Sacking one’s home secretary would normally be seen as a dramatic move but, as it turned out, it was not even the most eye-catching decision of Rishi Sunak’s reshuffle. Bringing back a former prime minister and making him foreign secretary is one of the most unexpected appointments of modern times. Only the restoration of Peter Mandelson to the cabinet in 2008 by Gordon Brown is comparable.
In terms of the quality of the cabinet, exchanging Suella Braverman for David Cameron is a huge improvement. Yes, I know many who never supported the Conservatives will complain about austerity. Even some Tories will complain about the decision to call an EU referendum in 2016. But he is a figure of substance who transformed the Conservative Party, led it to power and was evidently capable of holding high office without embarrassing the nation (which is more than can be said for two of his successors).
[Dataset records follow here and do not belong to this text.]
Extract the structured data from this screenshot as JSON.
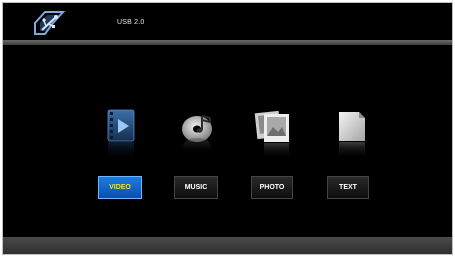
{
  "header": {
    "source_label": "USB 2.0",
    "logo_icon": "usb-logo-icon"
  },
  "menu": {
    "selected": "VIDEO",
    "items": [
      {
        "label": "VIDEO",
        "icon": "video-film-icon"
      },
      {
        "label": "MUSIC",
        "icon": "music-disc-icon"
      },
      {
        "label": "PHOTO",
        "icon": "photo-frames-icon"
      },
      {
        "label": "TEXT",
        "icon": "text-document-icon"
      }
    ]
  },
  "colors": {
    "background": "#000000",
    "selected_button": "#1565c8",
    "selected_label": "#f3e21a",
    "button_label": "#ffffff"
  }
}
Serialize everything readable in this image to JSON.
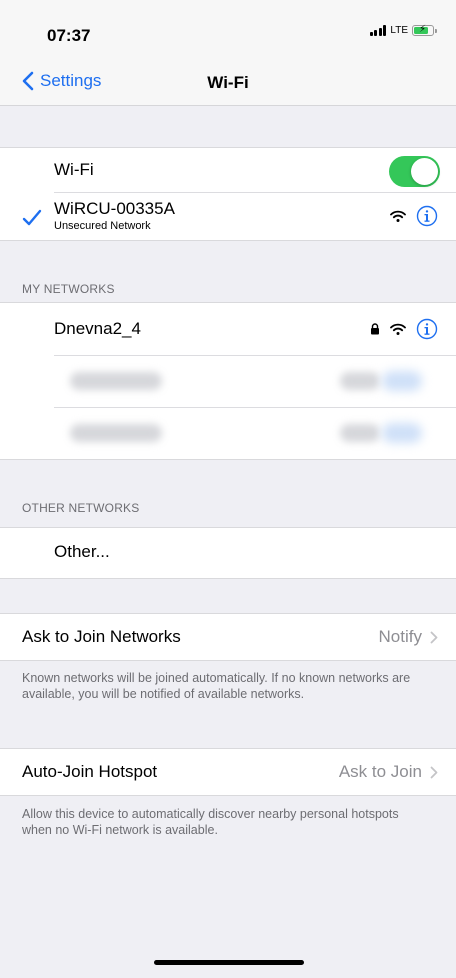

Braverman, in contrast, has been a disaster. Within a few weeks of being appointed to the role of home secretary, she broke the rules and had to be sacked by Liz Truss. She was reappointed six days later by Rishi Sunak to help him see off Boris Johnson, a decision he must have regretted ever since. On a regular basis, ministers doing broadcast rounds have been asked if they agreed with the last pronouncements from the home secretary and have had to find tactful ways of saying “no, of course not, that is completely bonkers”.
[See also: John Gray on the return of David Cameron]
It came to a head over the protests in London at the weekend. There are important points to be made about the offensive and anti-Semitic elements of the pro-Palestinian marches, but Braverman did it in such a clumsy way that she made the job of the police harder and has to take some (but not all) of the blame for the appearance of violent, far-right thugs at the Cenotaph. In pure political terms, what might have been an awkward moment for Labour (when the far left is prominent it is usually bad news for the party) turned into a very difficult weekend for the government.
Braverman had to go. It would have been better had she gone earlier but the timing of these matters is usually a bigger concern for those who follow them very closely – and most voters don’t. Her supporters will claim that she will be a threat from the back benches, but her significance stemmed from the role she had not her abilities. She was well placed when reappointed to lead the right, but her obvious incompetence burned off much of her natural support. Sunak will hope that Braverman turns out to be the Tory equivalent of Rebecca Long-Bailey, a former future leader representing the extremes of her party but now an irrelevance.
The big question that arises from the reshuffle is whether this represents a strategic change of direction or merely a change of personnel. Most had assumed that Sunak would tack to the right in advance of the next election, trying to recover those who had switched to the Tories in 2019 to get Brexit done and were attracted to Johnsonian populism. This reshuffle suggests a very different approach. It is also a very different approach to the one Sunak took at the Tory party conference last month when he denounced a failed 30-year consensus (which presumably included Cameron’s administration).
The Conservative coalition of 2019 was very broad, encompassing populist Red Wallers and liberal conservatives concerned over Jeremy Corbyn. The latter group looked like it would be neglected at the next election, as it has been for most of the parliament. Judging by Braverman’s sacking and the appointment of Cameron, though, perhaps Sunak thinks there are some votes from the centre ground he needs after all.